My husband and I have a little Yorkie named Gus. He’s getting up there in years, his eyesight is going, stairs are almost impossible, and his selective hearing is becoming hearing loss. It was getting more difficult for him to get out to the yard to relieve himself. So, we invested in the Porch Potty for our old man to make it easier for him to do his business. It’s not an eyesore, but I knew it could look nicer, so I decided to make him a little oasis by building planter boxes around his potty area. Yes, I am aware my dogs are spoiled.
Here is where most other websites, blogs, videos, etc., will tell you it’s a quick and inexpensive project. That’s only true if you already have a garage full of power tools! While this project can be done without power tools, you’ll still need tools to get the job done, like a handsaw, hammer, hand drill, sanding block, etc. It will also take a good bit longer to complete without them.
Continuing on, after taking measurements of the Porch Potty and the intended location, I created the basic design and layout. I planned on making 4 long, rectangular planter boxes that would be the width of one fence picket. I wanted to stagger the height of the boxes, so the plants in the front wouldn’t block all the sun for the plants in the back. Also, making them separate planter boxes meant I could change the layout down the road and wouldn’t be stuck with one, giant U-shaped planter. I ultimately would need 10 fence pickets for this project. I purchased my fence pickets from Lowes for a relatively low price of about $2 a picket.
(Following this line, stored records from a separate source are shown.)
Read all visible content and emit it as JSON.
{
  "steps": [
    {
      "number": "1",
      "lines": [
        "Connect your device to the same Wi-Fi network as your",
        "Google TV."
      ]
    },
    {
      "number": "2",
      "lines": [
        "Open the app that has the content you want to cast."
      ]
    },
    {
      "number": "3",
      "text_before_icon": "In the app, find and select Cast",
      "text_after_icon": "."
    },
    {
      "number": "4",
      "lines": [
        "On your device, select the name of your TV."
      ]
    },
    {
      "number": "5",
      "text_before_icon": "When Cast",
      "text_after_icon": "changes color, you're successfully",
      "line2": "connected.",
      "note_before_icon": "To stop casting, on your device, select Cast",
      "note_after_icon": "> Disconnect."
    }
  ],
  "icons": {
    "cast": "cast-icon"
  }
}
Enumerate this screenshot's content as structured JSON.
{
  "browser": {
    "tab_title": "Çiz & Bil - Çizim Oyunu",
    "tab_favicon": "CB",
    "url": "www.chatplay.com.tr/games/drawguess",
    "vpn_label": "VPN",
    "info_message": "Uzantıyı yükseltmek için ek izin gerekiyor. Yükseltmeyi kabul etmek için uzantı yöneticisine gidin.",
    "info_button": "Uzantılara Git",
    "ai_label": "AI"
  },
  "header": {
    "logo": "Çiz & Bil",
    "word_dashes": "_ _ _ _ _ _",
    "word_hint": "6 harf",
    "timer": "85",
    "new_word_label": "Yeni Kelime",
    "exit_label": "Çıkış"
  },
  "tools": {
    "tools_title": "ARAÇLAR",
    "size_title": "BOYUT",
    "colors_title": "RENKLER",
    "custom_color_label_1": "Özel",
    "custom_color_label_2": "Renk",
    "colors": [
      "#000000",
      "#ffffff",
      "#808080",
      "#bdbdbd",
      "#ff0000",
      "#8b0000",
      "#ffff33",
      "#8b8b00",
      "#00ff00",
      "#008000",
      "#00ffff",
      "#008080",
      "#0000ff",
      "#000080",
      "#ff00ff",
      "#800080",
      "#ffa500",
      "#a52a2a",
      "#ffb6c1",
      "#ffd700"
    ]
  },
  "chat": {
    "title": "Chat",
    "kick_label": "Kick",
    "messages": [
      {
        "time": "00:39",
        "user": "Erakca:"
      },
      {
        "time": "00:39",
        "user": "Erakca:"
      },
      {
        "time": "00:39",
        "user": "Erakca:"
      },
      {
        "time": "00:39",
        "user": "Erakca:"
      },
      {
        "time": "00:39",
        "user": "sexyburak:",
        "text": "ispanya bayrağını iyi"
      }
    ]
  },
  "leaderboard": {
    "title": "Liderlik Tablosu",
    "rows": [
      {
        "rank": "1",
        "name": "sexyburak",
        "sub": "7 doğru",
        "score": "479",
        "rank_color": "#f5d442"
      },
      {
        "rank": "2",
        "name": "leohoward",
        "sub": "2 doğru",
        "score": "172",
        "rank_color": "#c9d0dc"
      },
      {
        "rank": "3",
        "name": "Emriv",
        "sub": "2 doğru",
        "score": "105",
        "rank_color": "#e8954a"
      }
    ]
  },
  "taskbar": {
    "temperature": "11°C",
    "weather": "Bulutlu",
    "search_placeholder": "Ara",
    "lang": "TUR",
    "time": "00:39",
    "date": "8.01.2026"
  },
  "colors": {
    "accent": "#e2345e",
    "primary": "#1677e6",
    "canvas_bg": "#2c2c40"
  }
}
An eco-friendly option is to source pickets from fences that are being replaced; most of the time, you can snag these for free!
Continue reading for the step-by-step process of making simple planter boxes out of fence pickets!
- miter saw
- nail gun
- power drill
- tape measure
- wood glue
- fence pickets, which can be found at salvage yards or hardware stores (I got my for right around $2 each)
Step By Step
- Start by measuring and cutting the fence pickets to your desired length for the planter box. The basic, narrow rectangle planter box will require two side pieces, two end pieces, and one piece for the bottom. I cut the bottom piece shorter than the two side pieces for my design. This way, the two side and end pieces will form a frame into which the bottom fits. Depending upon the length of your planter boxes, you’ll need to cut three to four brace pieces that will go across the entire bottom of your planter box. This will add support and keep the wood elevated off the ground so it’s not sitting in drainage water.
2. Drill out four to five drainage holes in the bottom board with the power drill. For most plants, it’s not good for their roots to sit in excess water. Adding drainage holes helps to remedy this common plant killer.
3. Use the sander to smooth out any rough spots on the edges and surfaces of the fence pickets. I kept this to a minimum, just making sure to eliminate any areas that would give me splinters.
4. Next, lay out all the pieces to form the planter box and apply glue to the edges of the bottom board.
5. Place your first side in the glue on the bottom board, ensuring the sides are flush. A clamp can be used to keep the two pieces in place, but it is optional.
6. Apply glue to the outside edges of the two narrow end pieces where they will align with the side pieces.
7. Place the two narrow end pieces on the glue lines on the bottom board. Make sure the sides are flush, and the corners are square. Again, a clamp can be used, but it isn’t required.
8. Add your final side piece to complete the planter box. Here, it is a good idea to use clamps to secure the form of the box as you continue to the next step; however, it isn’t necessary.
9. Using the nail gun, secure the end pieces to the side pieces. Then nail the side and end pieces to the bottom.
10. Flip the box over so the bottom is facing up. Space the brace pieces evenly along the bottom; make sure not to cover the drainage holes.
11. Apply glue to the brace pieces and nail them into place along the bottom edge of the outer side pieces.
12. Sand the planter boxes for a smooth and polished appearance.
13. Allow the glue to dry before staining, painting, or filling it with plants. I decided not to paint or stain my planter boxes. Over time, they will naturally take on a grayish tone, giving them a more rustic look.
With these easy steps, you can create a simple yet stylish planter box out of fence pickets. Whether you want to grow herbs in your kitchen window or display a beautiful arrangement on your patio, these DIY planter boxes are a great way to add some greenery to your outdoor space. So why not grab some fence pickets and get building?
Next month, I’ll share some tips on how to select plants and filling your planters.
Don’t have a green thumb? Not to worry, easily add some flowers to your front porch with our All Seasons Wreath Bouquet Bundle. Or get festive with our Summer Bundle, which includes our new Patriotic Plate!